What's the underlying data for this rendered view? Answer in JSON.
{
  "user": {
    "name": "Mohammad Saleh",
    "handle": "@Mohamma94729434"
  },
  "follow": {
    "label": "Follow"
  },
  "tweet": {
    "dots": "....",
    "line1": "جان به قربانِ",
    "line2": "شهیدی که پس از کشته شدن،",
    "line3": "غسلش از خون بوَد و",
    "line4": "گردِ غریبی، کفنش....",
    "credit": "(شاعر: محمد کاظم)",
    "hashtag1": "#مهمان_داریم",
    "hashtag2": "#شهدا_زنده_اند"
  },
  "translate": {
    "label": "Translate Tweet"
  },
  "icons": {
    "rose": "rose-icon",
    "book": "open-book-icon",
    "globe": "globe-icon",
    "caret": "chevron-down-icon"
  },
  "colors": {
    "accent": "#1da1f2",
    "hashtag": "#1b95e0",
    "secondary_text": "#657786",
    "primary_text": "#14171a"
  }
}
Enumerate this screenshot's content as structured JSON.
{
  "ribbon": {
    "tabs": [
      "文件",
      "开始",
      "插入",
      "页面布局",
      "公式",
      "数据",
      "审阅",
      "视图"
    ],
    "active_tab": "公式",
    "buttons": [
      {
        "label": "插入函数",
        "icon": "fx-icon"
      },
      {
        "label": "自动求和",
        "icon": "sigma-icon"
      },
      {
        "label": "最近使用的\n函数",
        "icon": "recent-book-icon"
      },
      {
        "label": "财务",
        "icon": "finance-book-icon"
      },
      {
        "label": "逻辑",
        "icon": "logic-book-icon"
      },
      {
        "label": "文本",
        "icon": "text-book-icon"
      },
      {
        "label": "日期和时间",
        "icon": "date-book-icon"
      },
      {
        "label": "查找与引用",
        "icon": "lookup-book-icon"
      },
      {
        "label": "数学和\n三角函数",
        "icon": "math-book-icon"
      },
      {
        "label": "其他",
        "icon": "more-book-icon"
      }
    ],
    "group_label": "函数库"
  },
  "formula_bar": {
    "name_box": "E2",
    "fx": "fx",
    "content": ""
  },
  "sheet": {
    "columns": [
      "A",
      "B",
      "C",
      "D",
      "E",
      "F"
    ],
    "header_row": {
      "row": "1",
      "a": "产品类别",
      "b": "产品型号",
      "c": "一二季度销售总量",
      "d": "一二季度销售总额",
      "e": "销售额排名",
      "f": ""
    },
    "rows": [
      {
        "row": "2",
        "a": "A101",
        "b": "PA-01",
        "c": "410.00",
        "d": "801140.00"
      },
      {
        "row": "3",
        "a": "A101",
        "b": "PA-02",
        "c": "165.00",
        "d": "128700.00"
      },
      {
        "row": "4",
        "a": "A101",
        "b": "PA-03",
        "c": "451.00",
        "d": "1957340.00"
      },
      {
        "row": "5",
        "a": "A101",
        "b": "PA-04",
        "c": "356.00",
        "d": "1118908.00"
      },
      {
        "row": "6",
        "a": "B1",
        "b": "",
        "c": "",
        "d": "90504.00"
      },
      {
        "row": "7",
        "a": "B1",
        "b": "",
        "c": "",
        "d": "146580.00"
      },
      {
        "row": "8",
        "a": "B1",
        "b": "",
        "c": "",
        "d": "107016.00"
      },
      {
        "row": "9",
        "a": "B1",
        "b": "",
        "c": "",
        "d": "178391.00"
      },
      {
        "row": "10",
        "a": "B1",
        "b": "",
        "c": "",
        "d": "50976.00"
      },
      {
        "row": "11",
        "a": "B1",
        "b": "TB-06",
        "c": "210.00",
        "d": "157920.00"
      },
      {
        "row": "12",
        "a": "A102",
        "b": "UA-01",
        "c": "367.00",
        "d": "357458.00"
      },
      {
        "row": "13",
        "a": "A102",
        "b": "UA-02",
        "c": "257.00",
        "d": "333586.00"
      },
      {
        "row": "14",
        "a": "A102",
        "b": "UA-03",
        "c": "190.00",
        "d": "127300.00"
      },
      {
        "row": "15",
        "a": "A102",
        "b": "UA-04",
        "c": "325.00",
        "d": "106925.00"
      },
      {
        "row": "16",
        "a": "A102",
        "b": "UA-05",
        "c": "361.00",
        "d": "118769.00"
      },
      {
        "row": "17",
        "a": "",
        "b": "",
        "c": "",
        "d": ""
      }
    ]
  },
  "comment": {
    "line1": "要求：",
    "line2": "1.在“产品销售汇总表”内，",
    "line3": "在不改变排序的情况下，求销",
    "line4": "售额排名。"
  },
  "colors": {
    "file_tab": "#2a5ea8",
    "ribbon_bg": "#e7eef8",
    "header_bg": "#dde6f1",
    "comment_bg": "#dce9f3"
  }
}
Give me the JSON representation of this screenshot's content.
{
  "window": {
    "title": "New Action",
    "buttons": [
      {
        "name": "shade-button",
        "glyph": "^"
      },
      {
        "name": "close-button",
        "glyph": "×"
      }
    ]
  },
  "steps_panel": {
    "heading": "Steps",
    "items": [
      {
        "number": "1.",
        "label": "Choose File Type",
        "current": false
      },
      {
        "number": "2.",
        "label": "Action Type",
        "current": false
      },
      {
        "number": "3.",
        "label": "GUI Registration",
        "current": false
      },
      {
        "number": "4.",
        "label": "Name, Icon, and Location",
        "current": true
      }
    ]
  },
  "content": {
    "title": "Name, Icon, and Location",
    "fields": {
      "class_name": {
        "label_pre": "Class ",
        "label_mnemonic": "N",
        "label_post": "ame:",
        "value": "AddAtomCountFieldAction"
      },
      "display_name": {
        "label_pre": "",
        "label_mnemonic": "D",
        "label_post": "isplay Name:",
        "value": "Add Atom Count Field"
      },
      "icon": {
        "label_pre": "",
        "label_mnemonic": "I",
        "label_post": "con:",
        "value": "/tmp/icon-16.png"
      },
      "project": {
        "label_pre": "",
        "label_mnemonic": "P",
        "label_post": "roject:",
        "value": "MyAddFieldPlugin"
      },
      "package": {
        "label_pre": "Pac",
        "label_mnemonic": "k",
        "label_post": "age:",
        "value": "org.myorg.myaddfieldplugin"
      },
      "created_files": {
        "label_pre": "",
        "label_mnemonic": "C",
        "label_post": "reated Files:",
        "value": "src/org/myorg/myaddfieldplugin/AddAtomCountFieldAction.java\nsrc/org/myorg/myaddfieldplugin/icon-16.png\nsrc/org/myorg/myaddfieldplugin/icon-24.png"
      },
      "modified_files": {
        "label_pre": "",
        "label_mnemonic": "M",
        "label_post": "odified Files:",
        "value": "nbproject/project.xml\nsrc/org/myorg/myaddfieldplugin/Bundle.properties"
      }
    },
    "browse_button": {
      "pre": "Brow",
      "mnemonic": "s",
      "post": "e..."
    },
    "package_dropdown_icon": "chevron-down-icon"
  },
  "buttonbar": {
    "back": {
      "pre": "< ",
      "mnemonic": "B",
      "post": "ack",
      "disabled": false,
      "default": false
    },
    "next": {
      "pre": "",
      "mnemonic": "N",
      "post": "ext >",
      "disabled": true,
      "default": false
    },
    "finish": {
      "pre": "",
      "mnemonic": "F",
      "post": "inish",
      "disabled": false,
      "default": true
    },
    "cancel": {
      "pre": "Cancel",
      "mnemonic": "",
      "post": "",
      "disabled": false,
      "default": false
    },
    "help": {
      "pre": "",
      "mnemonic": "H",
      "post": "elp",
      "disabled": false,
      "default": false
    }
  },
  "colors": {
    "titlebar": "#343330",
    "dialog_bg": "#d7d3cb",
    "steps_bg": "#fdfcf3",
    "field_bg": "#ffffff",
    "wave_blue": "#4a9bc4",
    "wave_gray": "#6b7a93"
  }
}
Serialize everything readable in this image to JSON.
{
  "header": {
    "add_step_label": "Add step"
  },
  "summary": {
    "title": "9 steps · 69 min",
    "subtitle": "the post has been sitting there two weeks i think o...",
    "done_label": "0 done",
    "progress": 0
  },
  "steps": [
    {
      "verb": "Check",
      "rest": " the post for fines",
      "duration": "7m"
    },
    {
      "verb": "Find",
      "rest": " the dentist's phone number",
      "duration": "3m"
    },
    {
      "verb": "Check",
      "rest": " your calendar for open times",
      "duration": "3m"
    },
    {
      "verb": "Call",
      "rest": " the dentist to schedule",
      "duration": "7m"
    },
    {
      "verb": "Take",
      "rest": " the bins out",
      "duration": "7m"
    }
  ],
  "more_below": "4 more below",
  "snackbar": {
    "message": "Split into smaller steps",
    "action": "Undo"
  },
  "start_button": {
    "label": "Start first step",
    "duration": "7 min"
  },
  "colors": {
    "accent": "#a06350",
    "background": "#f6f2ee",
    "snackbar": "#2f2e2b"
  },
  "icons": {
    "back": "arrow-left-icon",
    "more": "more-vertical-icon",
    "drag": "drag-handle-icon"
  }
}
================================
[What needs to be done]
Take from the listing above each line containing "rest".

[Exercise answer]
      "rest": " the post for fines",
      "rest": " the dentist's phone number",
      "rest": " your calendar for open times",
      "rest": " the dentist to schedule",
      "rest": " the bins out",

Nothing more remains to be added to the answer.